◆ **Task prompt**: Lines below that include the word "swagger" should each be copied.

◆ **Supplied material**:
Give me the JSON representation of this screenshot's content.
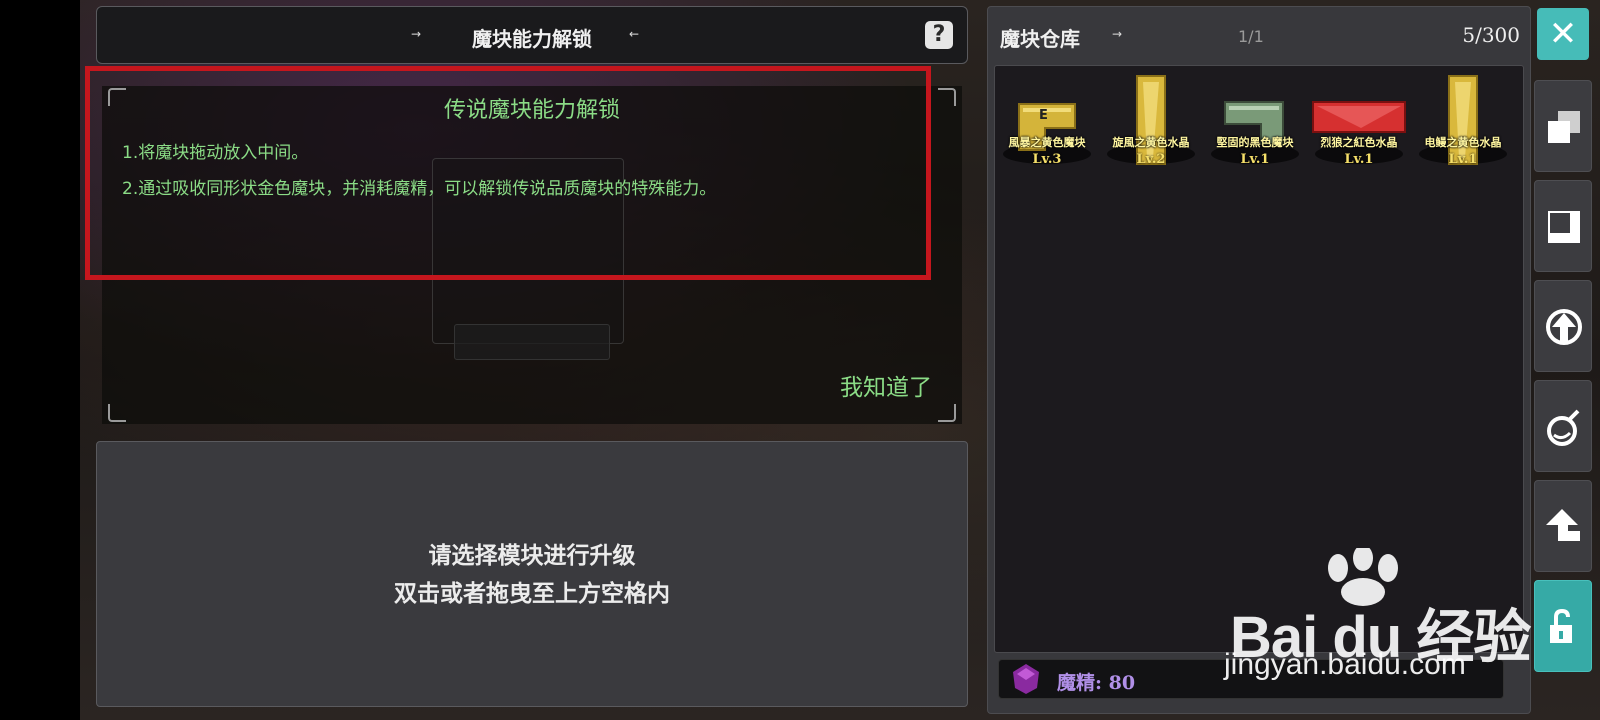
{
  "unlock_header": {
    "title": "魔块能力解锁",
    "help_icon": "?"
  },
  "info_dialog": {
    "title": "传说魔块能力解锁",
    "line1": "1.将魔块拖动放入中间。",
    "line2": "2.通过吸收同形状金色魔块，并消耗魔精，可以解锁传说品质魔块的特殊能力。",
    "confirm_label": "我知道了"
  },
  "select_panel": {
    "line1": "请选择模块进行升级",
    "line2": "双击或者拖曳至上方空格内"
  },
  "warehouse": {
    "title": "魔块仓库",
    "page": "1/1",
    "count": "5/300",
    "items": [
      {
        "name": "風暴之黄色魔块",
        "level": "Lv.3",
        "color": "#d4b43a",
        "badge": "E"
      },
      {
        "name": "旋風之黄色水晶",
        "level": "Lv.2",
        "color": "#d9b83c"
      },
      {
        "name": "堅固的黑色魔块",
        "level": "Lv.1",
        "color": "#7a9a78"
      },
      {
        "name": "烈狼之紅色水晶",
        "level": "Lv.1",
        "color": "#d63030"
      },
      {
        "name": "电鳗之黄色水晶",
        "level": "Lv.1",
        "color": "#d9b83c"
      }
    ],
    "essence": {
      "label": "魔精: 80"
    }
  },
  "sidebar": {
    "close_icon": "✕",
    "buttons": [
      {
        "icon": "stack-icon"
      },
      {
        "icon": "frame-icon"
      },
      {
        "icon": "upgrade-icon"
      },
      {
        "icon": "bomb-icon"
      },
      {
        "icon": "return-icon"
      },
      {
        "icon": "unlock-icon",
        "active": true
      }
    ]
  },
  "watermark": {
    "logo": "Bai du 经验",
    "url": "jingyan.baidu.com"
  },
  "colors": {
    "accent_teal": "#46bcb8",
    "dialog_green": "#8bdc86",
    "highlight_red": "#c5161d",
    "essence_purple": "#b190e8"
  }
}
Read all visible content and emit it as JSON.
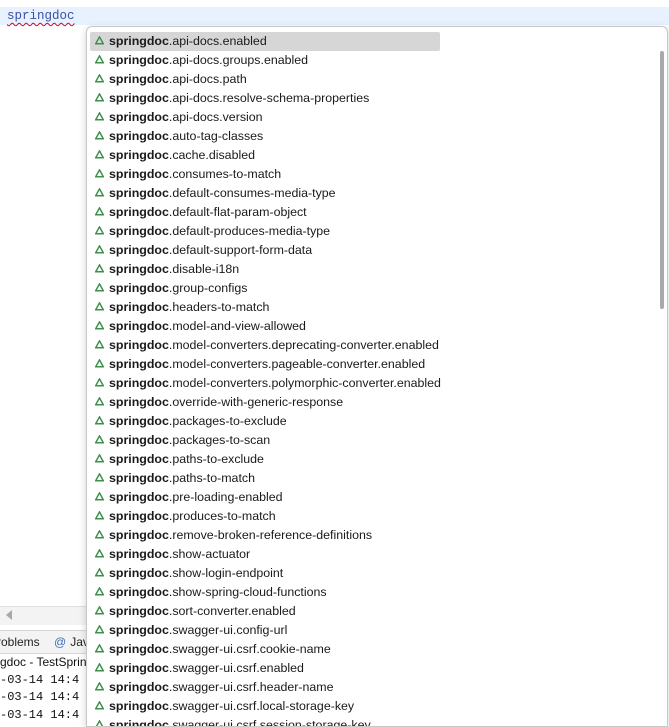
{
  "editor": {
    "text": "springdoc"
  },
  "panel": {
    "tabs": [
      {
        "label": "roblems"
      },
      {
        "label": "Jav"
      }
    ],
    "console_title": "gdoc - TestSpring",
    "console_lines": [
      "-03-14 14:4",
      "-03-14 14:4",
      "-03-14 14:4"
    ]
  },
  "popup": {
    "prefix": "springdoc",
    "selected_index": 0,
    "icon": "green-triangle-property-icon",
    "icon_color": "#3d8f4b",
    "items": [
      ".api-docs.enabled",
      ".api-docs.groups.enabled",
      ".api-docs.path",
      ".api-docs.resolve-schema-properties",
      ".api-docs.version",
      ".auto-tag-classes",
      ".cache.disabled",
      ".consumes-to-match",
      ".default-consumes-media-type",
      ".default-flat-param-object",
      ".default-produces-media-type",
      ".default-support-form-data",
      ".disable-i18n",
      ".group-configs",
      ".headers-to-match",
      ".model-and-view-allowed",
      ".model-converters.deprecating-converter.enabled",
      ".model-converters.pageable-converter.enabled",
      ".model-converters.polymorphic-converter.enabled",
      ".override-with-generic-response",
      ".packages-to-exclude",
      ".packages-to-scan",
      ".paths-to-exclude",
      ".paths-to-match",
      ".pre-loading-enabled",
      ".produces-to-match",
      ".remove-broken-reference-definitions",
      ".show-actuator",
      ".show-login-endpoint",
      ".show-spring-cloud-functions",
      ".sort-converter.enabled",
      ".swagger-ui.config-url",
      ".swagger-ui.csrf.cookie-name",
      ".swagger-ui.csrf.enabled",
      ".swagger-ui.csrf.header-name",
      ".swagger-ui.csrf.local-storage-key",
      ".swagger-ui.csrf.session-storage-key"
    ]
  }
}
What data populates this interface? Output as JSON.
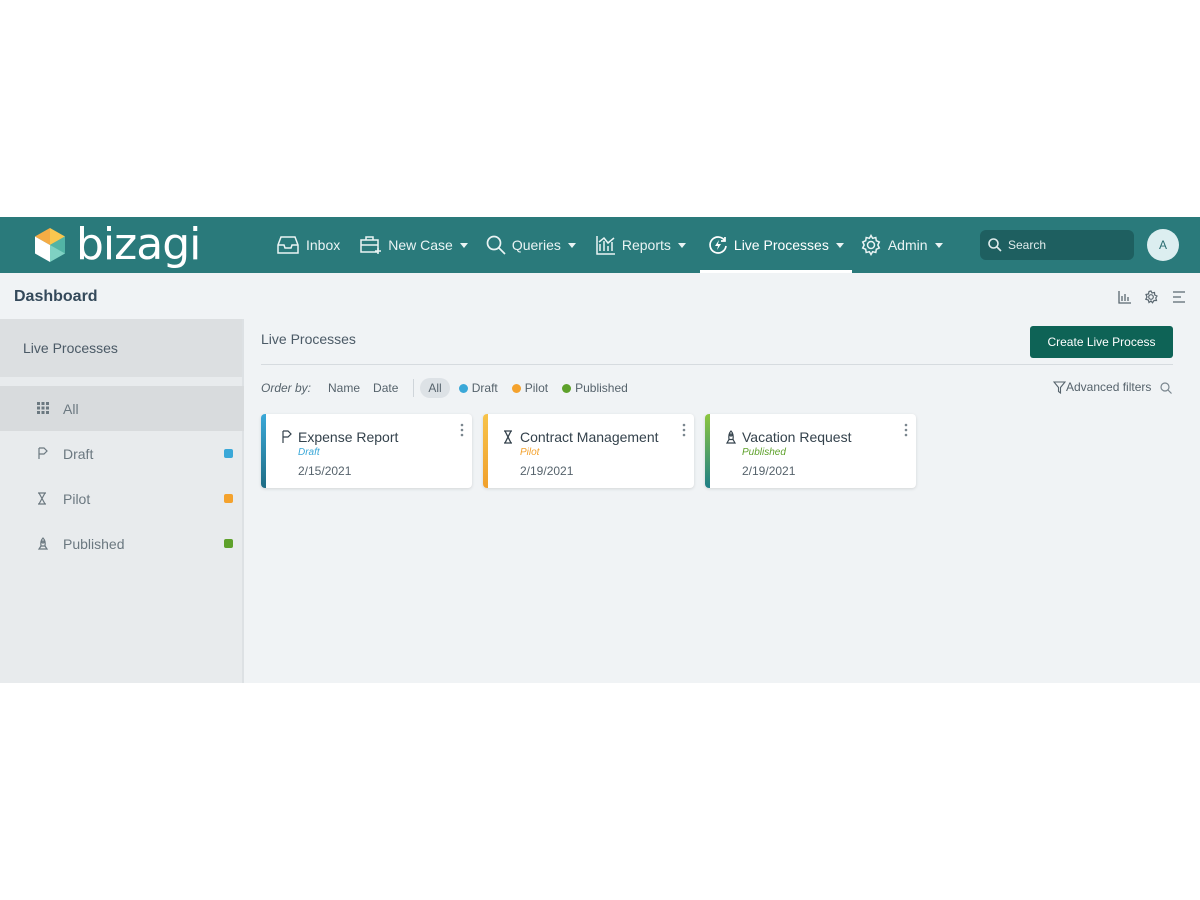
{
  "app": {
    "logo_text": "bizagi",
    "brand_color": "#2a7a7b"
  },
  "nav": {
    "items": [
      {
        "label": "Inbox",
        "icon": "inbox-icon",
        "dropdown": false
      },
      {
        "label": "New Case",
        "icon": "new-case-icon",
        "dropdown": true
      },
      {
        "label": "Queries",
        "icon": "search-icon",
        "dropdown": true
      },
      {
        "label": "Reports",
        "icon": "reports-icon",
        "dropdown": true
      },
      {
        "label": "Live Processes",
        "icon": "live-processes-icon",
        "dropdown": true,
        "active": true
      },
      {
        "label": "Admin",
        "icon": "gear-icon",
        "dropdown": true
      }
    ],
    "search_placeholder": "Search",
    "avatar_initial": "A"
  },
  "page": {
    "title": "Dashboard",
    "tools": [
      "bar-chart-icon",
      "gear-network-icon",
      "list-icon"
    ]
  },
  "sidebar": {
    "header": "Live Processes",
    "items": [
      {
        "label": "All",
        "icon": "grid-icon",
        "selected": true
      },
      {
        "label": "Draft",
        "icon": "draft-icon",
        "dot_color": "#3aa8d8"
      },
      {
        "label": "Pilot",
        "icon": "hourglass-icon",
        "dot_color": "#f4a22d"
      },
      {
        "label": "Published",
        "icon": "rocket-icon",
        "dot_color": "#5ea12b"
      }
    ]
  },
  "main": {
    "title": "Live Processes",
    "create_button": "Create Live Process",
    "order_by_label": "Order by:",
    "order_options": [
      "Name",
      "Date"
    ],
    "filters": [
      {
        "label": "All",
        "selected": true
      },
      {
        "label": "Draft",
        "color": "#3aa8d8"
      },
      {
        "label": "Pilot",
        "color": "#f4a22d"
      },
      {
        "label": "Published",
        "color": "#5ea12b"
      }
    ],
    "advanced_filters": "Advanced filters"
  },
  "cards": [
    {
      "title": "Expense Report",
      "status": "Draft",
      "date": "2/15/2021",
      "icon": "draft-icon",
      "status_color": "#3aa8d8"
    },
    {
      "title": "Contract Management",
      "status": "Pilot",
      "date": "2/19/2021",
      "icon": "hourglass-icon",
      "status_color": "#f4a22d"
    },
    {
      "title": "Vacation Request",
      "status": "Published",
      "date": "2/19/2021",
      "icon": "rocket-icon",
      "status_color": "#5ea12b"
    }
  ]
}
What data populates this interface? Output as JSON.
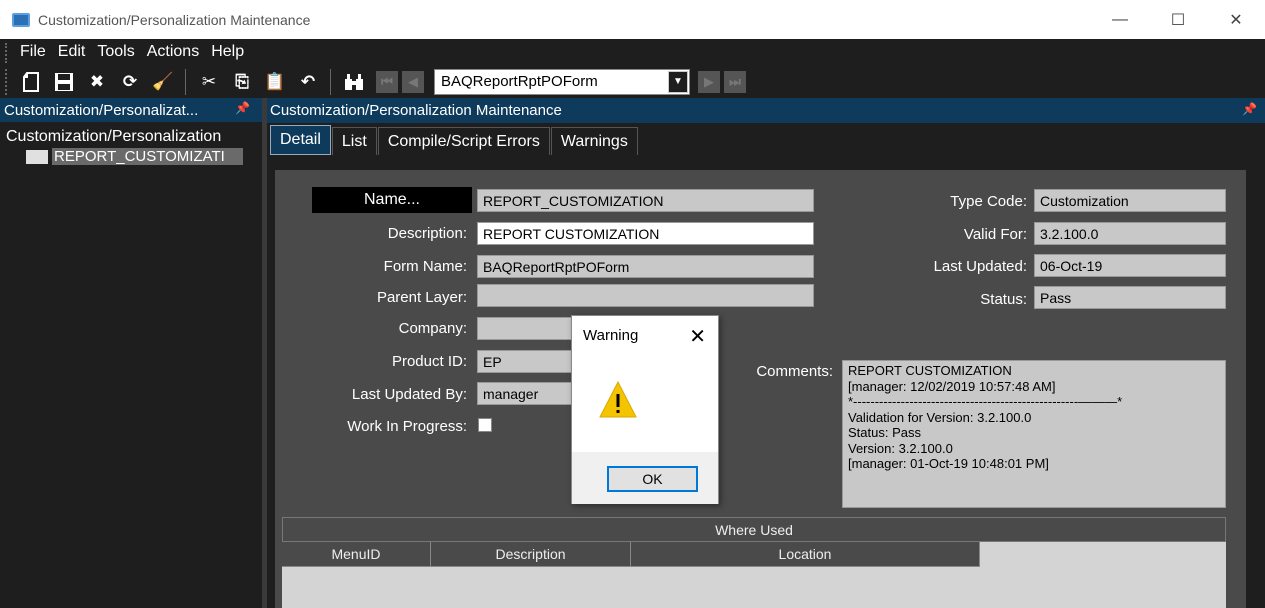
{
  "window": {
    "title": "Customization/Personalization Maintenance",
    "minimize": "—",
    "maximize": "☐",
    "close": "✕"
  },
  "menu": [
    "File",
    "Edit",
    "Tools",
    "Actions",
    "Help"
  ],
  "toolbar": {
    "form_selector_value": "BAQReportRptPOForm"
  },
  "tree": {
    "header": "Customization/Personalizat...",
    "root": "Customization/Personalization",
    "child": "REPORT_CUSTOMIZATI"
  },
  "main": {
    "header": "Customization/Personalization Maintenance",
    "tabs": [
      "Detail",
      "List",
      "Compile/Script Errors",
      "Warnings"
    ],
    "active_tab": "Detail"
  },
  "form": {
    "name_label": "Name...",
    "name_value": "REPORT_CUSTOMIZATION",
    "description_label": "Description:",
    "description_value": "REPORT CUSTOMIZATION",
    "form_name_label": "Form Name:",
    "form_name_value": "BAQReportRptPOForm",
    "parent_layer_label": "Parent Layer:",
    "parent_layer_value": "",
    "company_label": "Company:",
    "company_value": "",
    "product_id_label": "Product ID:",
    "product_id_value": "EP",
    "last_updated_by_label": "Last Updated By:",
    "last_updated_by_value": "manager",
    "wip_label": "Work In Progress:",
    "wip_checked": false,
    "type_code_label": "Type Code:",
    "type_code_value": "Customization",
    "valid_for_label": "Valid For:",
    "valid_for_value": "3.2.100.0",
    "last_updated_label": "Last Updated:",
    "last_updated_value": "06-Oct-19",
    "status_label": "Status:",
    "status_value": "Pass",
    "comments_label": "Comments:",
    "comments_lines": [
      "REPORT CUSTOMIZATION",
      "[manager: 12/02/2019 10:57:48 AM]",
      "",
      "*----------------------------------------------------———*",
      "Validation for Version: 3.2.100.0",
      "Status: Pass",
      "Version: 3.2.100.0",
      "",
      "[manager: 01-Oct-19 10:48:01 PM]"
    ]
  },
  "where_used": {
    "title": "Where Used",
    "columns": [
      "MenuID",
      "Description",
      "Location"
    ]
  },
  "dialog": {
    "title": "Warning",
    "close": "✕",
    "ok_label": "OK",
    "icon": "warning-icon"
  },
  "colors": {
    "header_blue": "#0e3a5c",
    "dark_bg": "#1e1e1e",
    "form_bg": "#4a4a4a",
    "ok_border": "#0078d7",
    "warning_yellow": "#f5c400"
  }
}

◆ **Solved exercise**:
      ".swagger-ui.config-url",
      ".swagger-ui.csrf.cookie-name",
      ".swagger-ui.csrf.enabled",
      ".swagger-ui.csrf.header-name",
      ".swagger-ui.csrf.local-storage-key",
      ".swagger-ui.csrf.session-storage-key"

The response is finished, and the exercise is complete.